Liberals who don’t like the new translation either don’t like the clearer theology of the prayers or the sound of the prayers.
The usual tack they take is people are too stupid to understand the new texts. This has been the mantra for a long time now, since long before the new translation was approved by the bishops conferences and then by Rome and then emended by Rome.
I think people will take to the new translation pretty well. Yes, there will be a period of adjustment. It’ll be okay.
As far as being too dumb… well… when I was seven years old my grandmother, who had been in her long life a school teacher, gave me sets of LP records of Shakespeare plays. At first I didn’t understand them at first, but I was fascinated by the sound of it and in time I got them just fine, thank you very much. I was changed by them.
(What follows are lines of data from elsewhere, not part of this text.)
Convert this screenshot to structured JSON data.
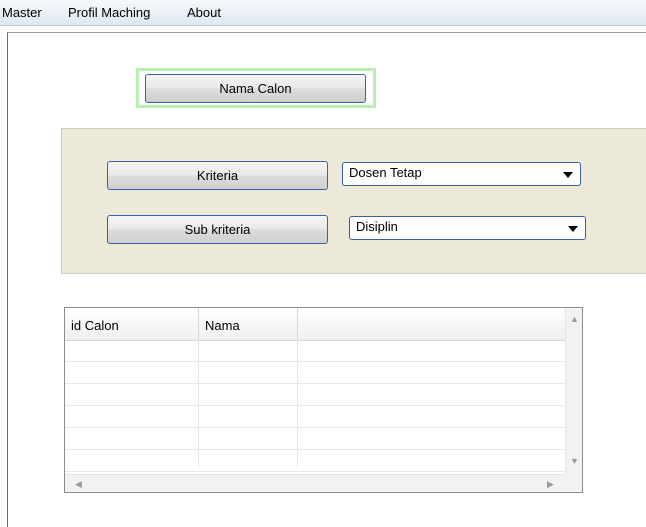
{
  "menu": {
    "items": [
      {
        "label": "Master"
      },
      {
        "label": "Profil Maching"
      },
      {
        "label": "About"
      }
    ]
  },
  "buttons": {
    "nama_calon": "Nama Calon",
    "kriteria": "Kriteria",
    "sub_kriteria": "Sub kriteria"
  },
  "dropdowns": {
    "kriteria_selected": "Dosen Tetap",
    "sub_kriteria_selected": "Disiplin"
  },
  "grid": {
    "columns": [
      "id Calon",
      "Nama"
    ],
    "rows": [],
    "empty_row_count": 6
  },
  "colors": {
    "focus_ring": "#b8f0b0",
    "panel_bg": "#ece9d8",
    "button_border": "#3a5ea8"
  },
  "icons": {
    "dropdown_arrow": "chevron-down-icon",
    "scroll_up": "scroll-up-arrow-icon",
    "scroll_down": "scroll-down-arrow-icon",
    "scroll_left": "scroll-left-arrow-icon",
    "scroll_right": "scroll-right-arrow-icon"
  }
}
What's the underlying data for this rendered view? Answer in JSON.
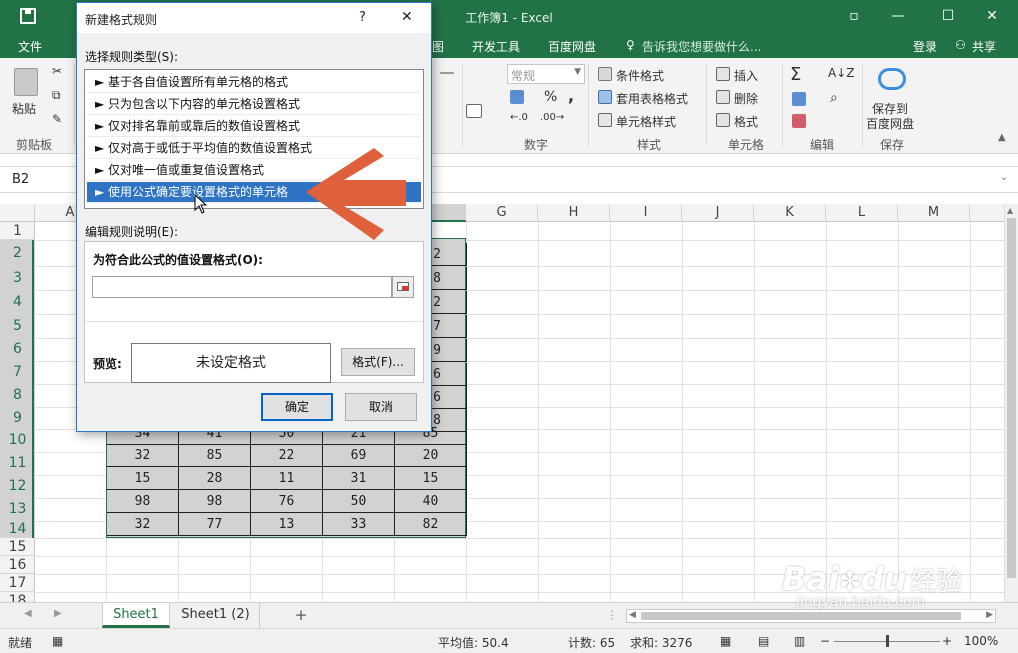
{
  "app": {
    "window_title": "工作簿1 - Excel",
    "restore_icon": "restore-icon",
    "minimize_icon": "minimize-icon",
    "maximize_icon": "maximize-icon",
    "close_icon": "close-icon"
  },
  "menu": {
    "file": "文件",
    "view_partial": "图",
    "developer": "开发工具",
    "baidu": "百度网盘",
    "tellme": "告诉我您想要做什么...",
    "login": "登录",
    "share": "共享"
  },
  "ribbon": {
    "clipboard": {
      "paste": "粘贴",
      "label": "剪贴板"
    },
    "number": {
      "format_value": "常规",
      "percent": "%",
      "comma": ",",
      "label": "数字"
    },
    "styles": {
      "conditional": "条件格式",
      "table": "套用表格格式",
      "cell": "单元格样式",
      "label": "样式"
    },
    "cells": {
      "insert": "插入",
      "delete": "删除",
      "format": "格式",
      "label": "单元格"
    },
    "editing": {
      "sum": "Σ",
      "label": "编辑"
    },
    "save": {
      "line1": "保存到",
      "line2": "百度网盘",
      "label": "保存"
    }
  },
  "formula_bar": {
    "name_box": "B2"
  },
  "columns": [
    "A",
    "G",
    "H",
    "I",
    "J",
    "K",
    "L",
    "M"
  ],
  "rows": [
    "1",
    "2",
    "3",
    "4",
    "5",
    "6",
    "7",
    "8",
    "9",
    "10",
    "11",
    "12",
    "13",
    "14",
    "15",
    "16",
    "17",
    "18"
  ],
  "cells_visible_right": [
    "2",
    "8",
    "2",
    "7",
    "9",
    "6",
    "6",
    "8"
  ],
  "table_rows": [
    [
      "34",
      "41",
      "50",
      "21",
      "85"
    ],
    [
      "32",
      "85",
      "22",
      "69",
      "20"
    ],
    [
      "15",
      "28",
      "11",
      "31",
      "15"
    ],
    [
      "98",
      "98",
      "76",
      "50",
      "40"
    ],
    [
      "32",
      "77",
      "13",
      "33",
      "82"
    ]
  ],
  "sheets": {
    "active": "Sheet1",
    "other": "Sheet1 (2)",
    "add": "+"
  },
  "status": {
    "ready": "就绪",
    "average": "平均值: 50.4",
    "count": "计数: 65",
    "sum": "求和: 3276",
    "zoom": "100%"
  },
  "dialog": {
    "title": "新建格式规则",
    "help": "?",
    "close": "✕",
    "select_type_label": "选择规则类型(S):",
    "rules": [
      "► 基于各自值设置所有单元格的格式",
      "► 只为包含以下内容的单元格设置格式",
      "► 仅对排名靠前或靠后的数值设置格式",
      "► 仅对高于或低于平均值的数值设置格式",
      "► 仅对唯一值或重复值设置格式",
      "► 使用公式确定要设置格式的单元格"
    ],
    "selected_index": 5,
    "edit_label": "编辑规则说明(E):",
    "formula_label": "为符合此公式的值设置格式(O):",
    "formula_value": "",
    "preview_label": "预览:",
    "preview_text": "未设定格式",
    "format_button": "格式(F)...",
    "ok": "确定",
    "cancel": "取消"
  },
  "watermark": {
    "brand": "Bai",
    "suffix": "du",
    "cn": "经验",
    "url": "jingyan.baidu.com"
  },
  "colors": {
    "excel_green": "#217346",
    "selection": "#2f74c4",
    "arrow": "#e0603c",
    "data_fill": "#d2d2d2"
  }
}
I am not saying that the new translation is anything like Shakespeare. Not at all. I have read the Eucharistic Prayers aloud in PODCAzTs. During Lent I have include the corrected versions of Collects in LENTCAzTs. They are not Shakespeare, folks. They are in some respects more challenging and awkward to read than many of my own slavishly literal versions I worked up for the sake of prying the Latin originals open, versions I never intended to be anything like liturgical, blunt instruments for the sake of study.
When I read them and heard them read aloud, the new, corrected translations do sound like translations. But I have gotten to the point, as I have said before, it is often okay for a translation to sound like a translation.
Ehem… they are translations. Latin is our liturgical language, not English.
With that as a prelude, there is a good post at CMR about the different sound of the language of the new, corrected English translation of Mass.
My emphases and comments.
The New Mass Translation – The Power of Fancy
by Pat Archbold Tuesday,
I may be weird, but I am looking forward to the new translation of the Mass.
It’s not that I am secretly a Latin scholar who has for years lamented improper translations. I am not. I don’t know my e pluribus unum from my ad nauseum. But I like the idea that the language will be fancier. I like fancy language. Fancy makes things seem special. [He is on the right track here.]
Fancy can take the the otherwise mundane and elevate it and make it memorable. [the lame-duck texts are so indecorous, any new translation would have meant an elevation.]
Do you remember those Merchant Ivory films from twenty years ago? They were all the rage back then. They won all kinds of awards and stuff. One I remember in particular, Remains of the Day.
Remains of the Day starred Anthony Hopkins and Emma Thompson. Hopkins plays a stuffy, emotionally repressed butler who never gets up the nerve to ask the maid out until it’s too late. This plot isn’t just mundane, this plot is mundane’s older but even more boring brother, humdrum. I would rather read Brecht while listening to Zamfir on the pan flute than watch this movie.
You throw in some fancy tuxedos, fancy language and some fancy British accents and Bam!! Eight academy award nominations. Fancy did that.
And I remember it twenty years later. Fancy did that, too.
I have been convinced for years that if men started wearing bowler hats again, workplace productivity would go up 20%. It’s the power of fancy. [What he is really dealing with here is called decorum theory. He is talking about the effect of our contact with and pursuit of the aptum and pulchrum.]
Who among us, after watching a Shakespeare play, does not feel as if their IQ went up 20 points? I like to watch Shakespeare movies for no other reason than to look down on the people coming out of the Matt Damon movie in the next theater. [He lost me with the second part, even though I am sure he is making a funny, but that first part is surely right. Especially in this day of horrific English, which makes us stupider day by day, hearing Shakespeare does make us smarter.]
Let’s look at this another way. What happens if you take away the fancy? Would the prom still be the prom if everyone wore shorts and flip flops? No, then it would be like a regular summer Mass. But I digress… [Has the big question occurred to you yet?]
Fancy matters because fancy helps us remember that what is going on is special. And what is more special than the Mass? If a little elevated language can remind us how special the Mass really is, isn’t that a good thing? If a few thees and thous and a consubstantial can remind us to lift up our hearts, to lift them up to the Lord, I say all the better.
So while some may lament that the new translation is too, for lack of a better word, fancy, I say bring it on. Bring on the fancy. Sursum corda and all, whatever that means? But it sure sounds fancy.
His scriptis, do you want fancy? Want elevated language?
Just. Use. Latin.
Why is this so hard for the Latin Church to remember?